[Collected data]
=-=-=-=-=
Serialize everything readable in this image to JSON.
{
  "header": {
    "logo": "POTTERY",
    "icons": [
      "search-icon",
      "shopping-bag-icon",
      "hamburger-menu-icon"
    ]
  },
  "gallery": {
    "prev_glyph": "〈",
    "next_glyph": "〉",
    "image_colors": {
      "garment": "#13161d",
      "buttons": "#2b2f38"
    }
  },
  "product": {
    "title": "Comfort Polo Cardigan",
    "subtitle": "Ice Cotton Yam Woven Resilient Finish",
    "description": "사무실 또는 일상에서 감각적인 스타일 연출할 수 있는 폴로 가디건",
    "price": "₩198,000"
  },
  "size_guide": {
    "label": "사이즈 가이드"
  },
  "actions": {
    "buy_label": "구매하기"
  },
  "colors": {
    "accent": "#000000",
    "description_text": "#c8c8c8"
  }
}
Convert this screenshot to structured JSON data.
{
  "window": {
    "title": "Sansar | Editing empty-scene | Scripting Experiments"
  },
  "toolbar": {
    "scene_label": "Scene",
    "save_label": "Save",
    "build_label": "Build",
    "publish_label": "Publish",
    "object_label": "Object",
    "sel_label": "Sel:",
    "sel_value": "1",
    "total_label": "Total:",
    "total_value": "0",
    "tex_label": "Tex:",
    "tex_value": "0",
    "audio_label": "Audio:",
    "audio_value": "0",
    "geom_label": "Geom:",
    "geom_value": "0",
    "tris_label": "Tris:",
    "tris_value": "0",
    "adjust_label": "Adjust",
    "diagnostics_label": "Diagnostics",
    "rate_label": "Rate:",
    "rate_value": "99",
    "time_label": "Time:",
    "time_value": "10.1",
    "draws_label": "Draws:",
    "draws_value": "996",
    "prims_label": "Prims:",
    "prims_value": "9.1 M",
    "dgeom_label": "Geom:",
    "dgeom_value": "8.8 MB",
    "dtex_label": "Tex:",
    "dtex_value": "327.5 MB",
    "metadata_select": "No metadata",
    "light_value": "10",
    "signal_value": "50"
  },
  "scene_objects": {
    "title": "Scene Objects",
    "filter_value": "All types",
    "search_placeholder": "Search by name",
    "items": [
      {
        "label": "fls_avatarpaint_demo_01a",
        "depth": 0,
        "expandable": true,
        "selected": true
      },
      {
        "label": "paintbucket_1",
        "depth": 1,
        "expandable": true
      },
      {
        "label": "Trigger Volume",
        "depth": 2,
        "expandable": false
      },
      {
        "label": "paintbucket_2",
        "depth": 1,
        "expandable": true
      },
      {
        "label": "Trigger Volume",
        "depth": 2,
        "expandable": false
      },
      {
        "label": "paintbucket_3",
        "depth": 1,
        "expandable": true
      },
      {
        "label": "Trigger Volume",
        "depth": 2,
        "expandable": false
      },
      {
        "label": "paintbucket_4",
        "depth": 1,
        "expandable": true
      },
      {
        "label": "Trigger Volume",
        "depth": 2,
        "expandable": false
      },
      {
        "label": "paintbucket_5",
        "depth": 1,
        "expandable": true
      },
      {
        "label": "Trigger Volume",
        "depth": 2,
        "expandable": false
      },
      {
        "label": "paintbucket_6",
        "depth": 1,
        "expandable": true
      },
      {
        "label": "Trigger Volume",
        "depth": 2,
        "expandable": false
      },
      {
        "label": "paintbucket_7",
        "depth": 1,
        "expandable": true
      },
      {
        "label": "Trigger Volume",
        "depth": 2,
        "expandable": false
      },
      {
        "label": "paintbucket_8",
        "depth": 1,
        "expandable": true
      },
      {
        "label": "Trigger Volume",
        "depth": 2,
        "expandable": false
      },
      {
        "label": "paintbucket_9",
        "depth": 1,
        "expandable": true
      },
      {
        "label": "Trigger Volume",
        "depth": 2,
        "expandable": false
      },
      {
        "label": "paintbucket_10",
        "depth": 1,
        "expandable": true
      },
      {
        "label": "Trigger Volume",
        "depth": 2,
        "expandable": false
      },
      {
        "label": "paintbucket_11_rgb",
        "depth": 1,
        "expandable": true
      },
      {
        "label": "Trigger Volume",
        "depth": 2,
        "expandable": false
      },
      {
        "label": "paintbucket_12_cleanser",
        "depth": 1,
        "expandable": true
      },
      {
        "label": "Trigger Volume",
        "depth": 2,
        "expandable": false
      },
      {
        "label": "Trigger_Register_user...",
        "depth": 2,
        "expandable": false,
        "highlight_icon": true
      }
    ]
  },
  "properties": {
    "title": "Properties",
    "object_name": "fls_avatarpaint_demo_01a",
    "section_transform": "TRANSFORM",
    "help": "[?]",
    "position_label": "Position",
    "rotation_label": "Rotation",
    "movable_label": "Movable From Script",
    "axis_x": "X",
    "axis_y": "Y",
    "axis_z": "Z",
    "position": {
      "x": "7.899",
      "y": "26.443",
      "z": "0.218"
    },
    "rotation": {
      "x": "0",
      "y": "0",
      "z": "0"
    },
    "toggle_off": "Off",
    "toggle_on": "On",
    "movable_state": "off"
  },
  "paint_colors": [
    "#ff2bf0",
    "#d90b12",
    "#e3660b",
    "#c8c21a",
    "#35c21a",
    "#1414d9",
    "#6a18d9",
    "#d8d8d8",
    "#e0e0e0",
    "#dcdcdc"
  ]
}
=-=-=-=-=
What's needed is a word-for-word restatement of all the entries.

## Response to this task
Serialize everything readable in this image to JSON.
{
  "header": {
    "logo": "POTTERY",
    "icons": [
      "search-icon",
      "shopping-bag-icon",
      "hamburger-menu-icon"
    ]
  },
  "gallery": {
    "prev_glyph": "〈",
    "next_glyph": "〉",
    "image_colors": {
      "garment": "#13161d",
      "buttons": "#2b2f38"
    }
  },
  "product": {
    "title": "Comfort Polo Cardigan",
    "subtitle": "Ice Cotton Yam Woven Resilient Finish",
    "description": "사무실 또는 일상에서 감각적인 스타일 연출할 수 있는 폴로 가디건",
    "price": "₩198,000"
  },
  "size_guide": {
    "label": "사이즈 가이드"
  },
  "actions": {
    "buy_label": "구매하기"
  },
  "colors": {
    "accent": "#000000",
    "description_text": "#c8c8c8"
  }
}
Convert this screenshot to structured JSON data.
{
  "window": {
    "title": "Sansar | Editing empty-scene | Scripting Experiments"
  },
  "toolbar": {
    "scene_label": "Scene",
    "save_label": "Save",
    "build_label": "Build",
    "publish_label": "Publish",
    "object_label": "Object",
    "sel_label": "Sel:",
    "sel_value": "1",
    "total_label": "Total:",
    "total_value": "0",
    "tex_label": "Tex:",
    "tex_value": "0",
    "audio_label": "Audio:",
    "audio_value": "0",
    "geom_label": "Geom:",
    "geom_value": "0",
    "tris_label": "Tris:",
    "tris_value": "0",
    "adjust_label": "Adjust",
    "diagnostics_label": "Diagnostics",
    "rate_label": "Rate:",
    "rate_value": "99",
    "time_label": "Time:",
    "time_value": "10.1",
    "draws_label": "Draws:",
    "draws_value": "996",
    "prims_label": "Prims:",
    "prims_value": "9.1 M",
    "dgeom_label": "Geom:",
    "dgeom_value": "8.8 MB",
    "dtex_label": "Tex:",
    "dtex_value": "327.5 MB",
    "metadata_select": "No metadata",
    "light_value": "10",
    "signal_value": "50"
  },
  "scene_objects": {
    "title": "Scene Objects",
    "filter_value": "All types",
    "search_placeholder": "Search by name",
    "items": [
      {
        "label": "fls_avatarpaint_demo_01a",
        "depth": 0,
        "expandable": true,
        "selected": true
      },
      {
        "label": "paintbucket_1",
        "depth": 1,
        "expandable": true
      },
      {
        "label": "Trigger Volume",
        "depth": 2,
        "expandable": false
      },
      {
        "label": "paintbucket_2",
        "depth": 1,
        "expandable": true
      },
      {
        "label": "Trigger Volume",
        "depth": 2,
        "expandable": false
      },
      {
        "label": "paintbucket_3",
        "depth": 1,
        "expandable": true
      },
      {
        "label": "Trigger Volume",
        "depth": 2,
        "expandable": false
      },
      {
        "label": "paintbucket_4",
        "depth": 1,
        "expandable": true
      },
      {
        "label": "Trigger Volume",
        "depth": 2,
        "expandable": false
      },
      {
        "label": "paintbucket_5",
        "depth": 1,
        "expandable": true
      },
      {
        "label": "Trigger Volume",
        "depth": 2,
        "expandable": false
      },
      {
        "label": "paintbucket_6",
        "depth": 1,
        "expandable": true
      },
      {
        "label": "Trigger Volume",
        "depth": 2,
        "expandable": false
      },
      {
        "label": "paintbucket_7",
        "depth": 1,
        "expandable": true
      },
      {
        "label": "Trigger Volume",
        "depth": 2,
        "expandable": false
      },
      {
        "label": "paintbucket_8",
        "depth": 1,
        "expandable": true
      },
      {
        "label": "Trigger Volume",
        "depth": 2,
        "expandable": false
      },
      {
        "label": "paintbucket_9",
        "depth": 1,
        "expandable": true
      },
      {
        "label": "Trigger Volume",
        "depth": 2,
        "expandable": false
      },
      {
        "label": "paintbucket_10",
        "depth": 1,
        "expandable": true
      },
      {
        "label": "Trigger Volume",
        "depth": 2,
        "expandable": false
      },
      {
        "label": "paintbucket_11_rgb",
        "depth": 1,
        "expandable": true
      },
      {
        "label": "Trigger Volume",
        "depth": 2,
        "expandable": false
      },
      {
        "label": "paintbucket_12_cleanser",
        "depth": 1,
        "expandable": true
      },
      {
        "label": "Trigger Volume",
        "depth": 2,
        "expandable": false
      },
      {
        "label": "Trigger_Register_user...",
        "depth": 2,
        "expandable": false,
        "highlight_icon": true
      }
    ]
  },
  "properties": {
    "title": "Properties",
    "object_name": "fls_avatarpaint_demo_01a",
    "section_transform": "TRANSFORM",
    "help": "[?]",
    "position_label": "Position",
    "rotation_label": "Rotation",
    "movable_label": "Movable From Script",
    "axis_x": "X",
    "axis_y": "Y",
    "axis_z": "Z",
    "position": {
      "x": "7.899",
      "y": "26.443",
      "z": "0.218"
    },
    "rotation": {
      "x": "0",
      "y": "0",
      "z": "0"
    },
    "toggle_off": "Off",
    "toggle_on": "On",
    "movable_state": "off"
  },
  "paint_colors": [
    "#ff2bf0",
    "#d90b12",
    "#e3660b",
    "#c8c21a",
    "#35c21a",
    "#1414d9",
    "#6a18d9",
    "#d8d8d8",
    "#e0e0e0",
    "#dcdcdc"
  ]
}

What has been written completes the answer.